### WORK ITEM:
Return all of the data exactly, with nothing left out but the pictures.

--------------------------------

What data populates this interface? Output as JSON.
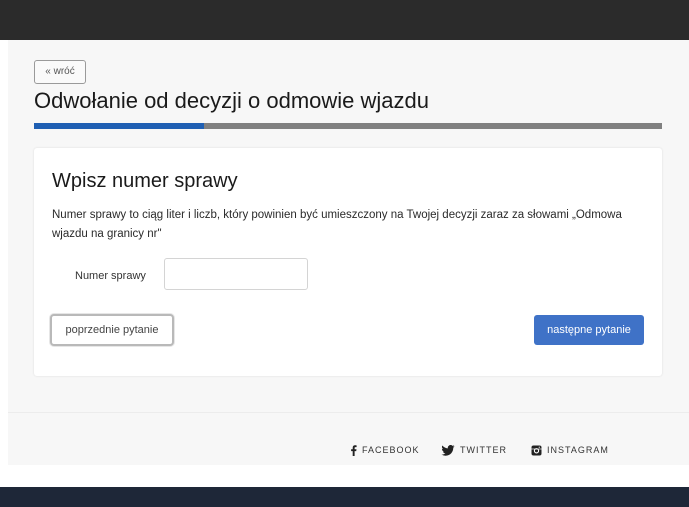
{
  "nav": {
    "back_label": "« wróć"
  },
  "header": {
    "title": "Odwołanie od decyzji o odmowie wjazdu"
  },
  "progress": {
    "fraction": 0.27,
    "fill_color": "#1f5fb3",
    "track_color": "#808080"
  },
  "form": {
    "title": "Wpisz numer sprawy",
    "description": "Numer sprawy to ciąg liter i liczb, który powinien być umieszczony na Twojej decyzji zaraz za słowami „Odmowa wjazdu na granicy nr\"",
    "case_number_label": "Numer sprawy",
    "case_number_value": "",
    "prev_button": "poprzednie pytanie",
    "next_button": "następne pytanie"
  },
  "footer": {
    "social": [
      {
        "label": "FACEBOOK",
        "icon": "facebook-icon"
      },
      {
        "label": "TWITTER",
        "icon": "twitter-icon"
      },
      {
        "label": "INSTAGRAM",
        "icon": "instagram-icon"
      }
    ]
  },
  "colors": {
    "accent": "#3f72c7",
    "top_bar": "#2b2b2b",
    "bottom_bar": "#1e2738"
  }
}
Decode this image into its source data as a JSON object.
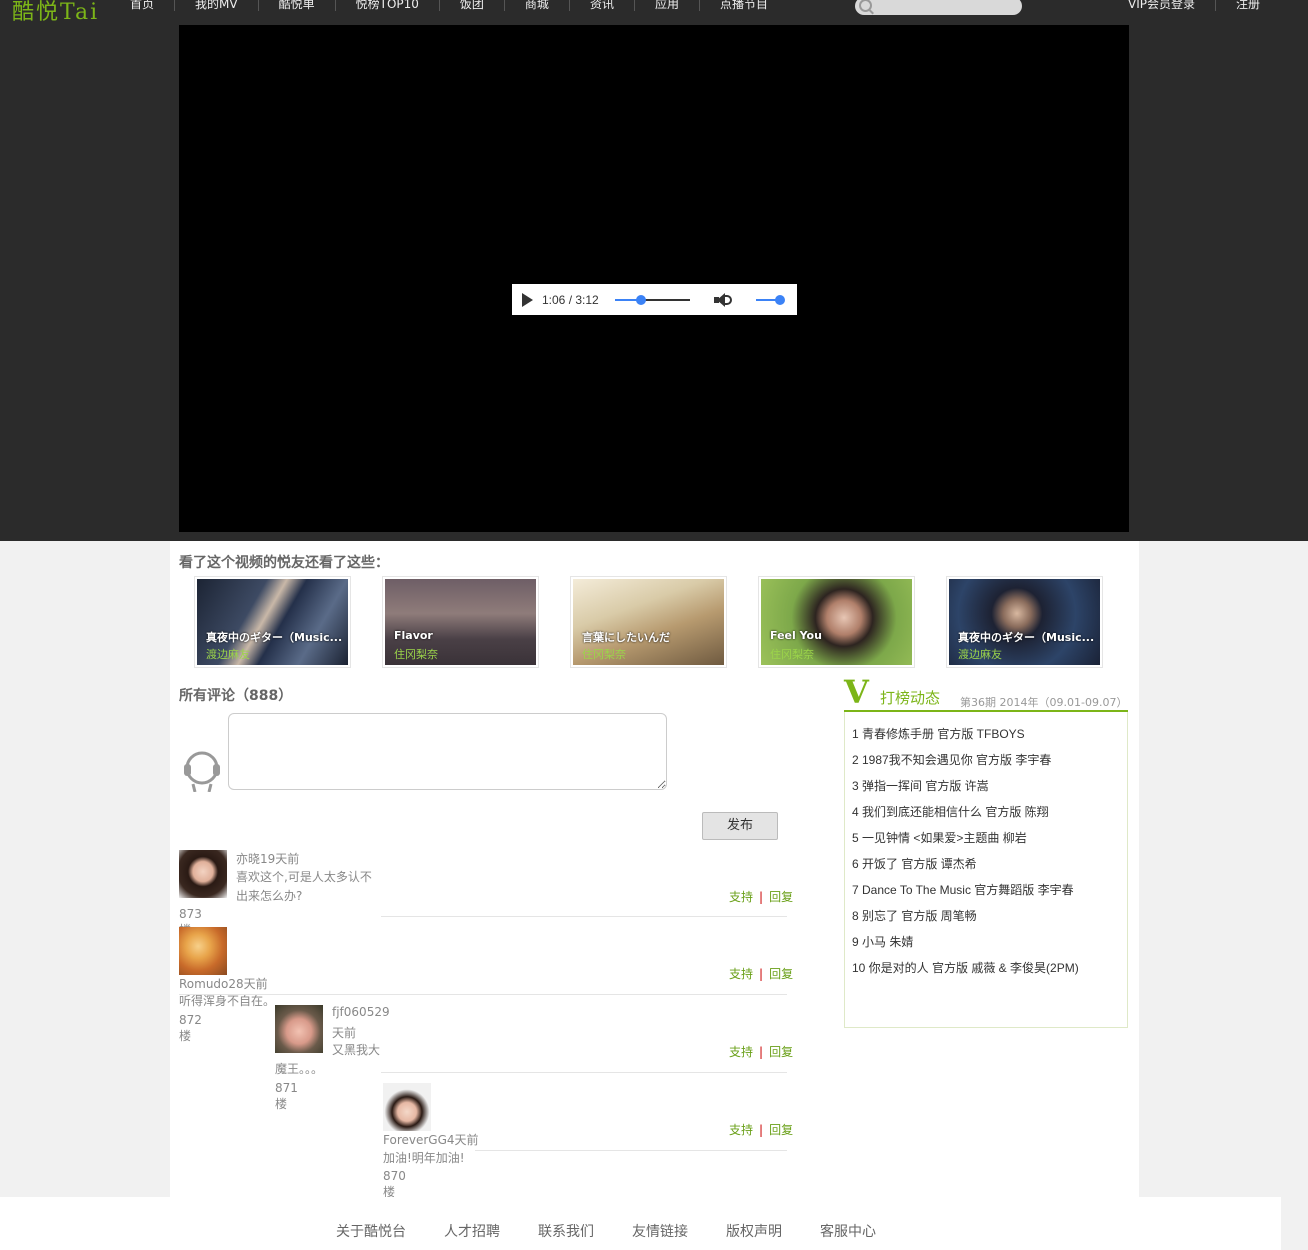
{
  "site": {
    "logo": "酷悦Tai"
  },
  "nav": {
    "items": [
      "首页",
      "我的MV",
      "酷悦单",
      "悦榜TOP10",
      "饭团",
      "商城",
      "资讯",
      "应用",
      "点播节目"
    ],
    "user_links": [
      "VIP会员登录",
      "注册"
    ]
  },
  "player": {
    "time": "1:06 / 3:12",
    "progress": 0.35,
    "volume": 1.0
  },
  "related": {
    "title": "看了这个视频的悦友还看了这些：",
    "items": [
      {
        "title": "真夜中のギター（Music...",
        "artist": "渡边麻友"
      },
      {
        "title": "Flavor",
        "artist": "住冈梨奈"
      },
      {
        "title": "言葉にしたいんだ",
        "artist": "住冈梨奈"
      },
      {
        "title": "Feel You",
        "artist": "住冈梨奈"
      },
      {
        "title": "真夜中のギター（Music...",
        "artist": "渡边麻友"
      }
    ]
  },
  "comments": {
    "title": "所有评论（888）",
    "publish_label": "发布",
    "support_label": "支持",
    "sep": "|",
    "reply_label": "回复",
    "list": [
      {
        "name": "亦晓19天前",
        "text": "喜欢这个,可是人太多认不出来怎么办?",
        "floor": "873楼"
      },
      {
        "name": "Romudo28天前",
        "text": "听得浑身不自在。",
        "floor": "872楼"
      },
      {
        "name": "fjf060529",
        "time": "天前",
        "text": "又黑我大魔王。。。",
        "floor": "871楼"
      },
      {
        "name": "ForeverGG4天前",
        "text": "加油!明年加油!",
        "floor": "870楼"
      }
    ]
  },
  "chart": {
    "logo": "V",
    "title": "打榜动态",
    "period": "第36期 2014年（09.01-09.07）",
    "items": [
      "1 青春修炼手册 官方版 TFBOYS",
      "2 1987我不知会遇见你 官方版 李宇春",
      "3 弹指一挥间 官方版 许嵩",
      "4 我们到底还能相信什么 官方版 陈翔",
      "5 一见钟情 <如果爱>主题曲 柳岩",
      "6 开饭了 官方版 谭杰希",
      "7 Dance To The Music 官方舞蹈版 李宇春",
      "8 别忘了 官方版 周笔畅",
      "9 小马 朱婧",
      "10 你是对的人 官方版 戚薇 & 李俊昊(2PM)"
    ]
  },
  "footer": {
    "links": [
      "关于酷悦台",
      "人才招聘",
      "联系我们",
      "友情链接",
      "版权声明",
      "客服中心"
    ]
  }
}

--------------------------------

### RESULT OF THIS EXERCISE:
What data populates this interface? Output as JSON.
{
  "nav": {
    "back_label": "« wróć"
  },
  "header": {
    "title": "Odwołanie od decyzji o odmowie wjazdu"
  },
  "progress": {
    "fraction": 0.27,
    "fill_color": "#1f5fb3",
    "track_color": "#808080"
  },
  "form": {
    "title": "Wpisz numer sprawy",
    "description": "Numer sprawy to ciąg liter i liczb, który powinien być umieszczony na Twojej decyzji zaraz za słowami „Odmowa wjazdu na granicy nr\"",
    "case_number_label": "Numer sprawy",
    "case_number_value": "",
    "prev_button": "poprzednie pytanie",
    "next_button": "następne pytanie"
  },
  "footer": {
    "social": [
      {
        "label": "FACEBOOK",
        "icon": "facebook-icon"
      },
      {
        "label": "TWITTER",
        "icon": "twitter-icon"
      },
      {
        "label": "INSTAGRAM",
        "icon": "instagram-icon"
      }
    ]
  },
  "colors": {
    "accent": "#3f72c7",
    "top_bar": "#2b2b2b",
    "bottom_bar": "#1e2738"
  }
}
Decode this image into its source data as a JSON object.
{
  "site": {
    "logo": "酷悦Tai"
  },
  "nav": {
    "items": [
      "首页",
      "我的MV",
      "酷悦单",
      "悦榜TOP10",
      "饭团",
      "商城",
      "资讯",
      "应用",
      "点播节目"
    ],
    "user_links": [
      "VIP会员登录",
      "注册"
    ]
  },
  "player": {
    "time": "1:06 / 3:12",
    "progress": 0.35,
    "volume": 1.0
  },
  "related": {
    "title": "看了这个视频的悦友还看了这些：",
    "items": [
      {
        "title": "真夜中のギター（Music...",
        "artist": "渡边麻友"
      },
      {
        "title": "Flavor",
        "artist": "住冈梨奈"
      },
      {
        "title": "言葉にしたいんだ",
        "artist": "住冈梨奈"
      },
      {
        "title": "Feel You",
        "artist": "住冈梨奈"
      },
      {
        "title": "真夜中のギター（Music...",
        "artist": "渡边麻友"
      }
    ]
  },
  "comments": {
    "title": "所有评论（888）",
    "publish_label": "发布",
    "support_label": "支持",
    "sep": "|",
    "reply_label": "回复",
    "list": [
      {
        "name": "亦晓19天前",
        "text": "喜欢这个,可是人太多认不出来怎么办?",
        "floor": "873楼"
      },
      {
        "name": "Romudo28天前",
        "text": "听得浑身不自在。",
        "floor": "872楼"
      },
      {
        "name": "fjf060529",
        "time": "天前",
        "text": "又黑我大魔王。。。",
        "floor": "871楼"
      },
      {
        "name": "ForeverGG4天前",
        "text": "加油!明年加油!",
        "floor": "870楼"
      }
    ]
  },
  "chart": {
    "logo": "V",
    "title": "打榜动态",
    "period": "第36期 2014年（09.01-09.07）",
    "items": [
      "1 青春修炼手册 官方版 TFBOYS",
      "2 1987我不知会遇见你 官方版 李宇春",
      "3 弹指一挥间 官方版 许嵩",
      "4 我们到底还能相信什么 官方版 陈翔",
      "5 一见钟情 <如果爱>主题曲 柳岩",
      "6 开饭了 官方版 谭杰希",
      "7 Dance To The Music 官方舞蹈版 李宇春",
      "8 别忘了 官方版 周笔畅",
      "9 小马 朱婧",
      "10 你是对的人 官方版 戚薇 & 李俊昊(2PM)"
    ]
  },
  "footer": {
    "links": [
      "关于酷悦台",
      "人才招聘",
      "联系我们",
      "友情链接",
      "版权声明",
      "客服中心"
    ]
  }
}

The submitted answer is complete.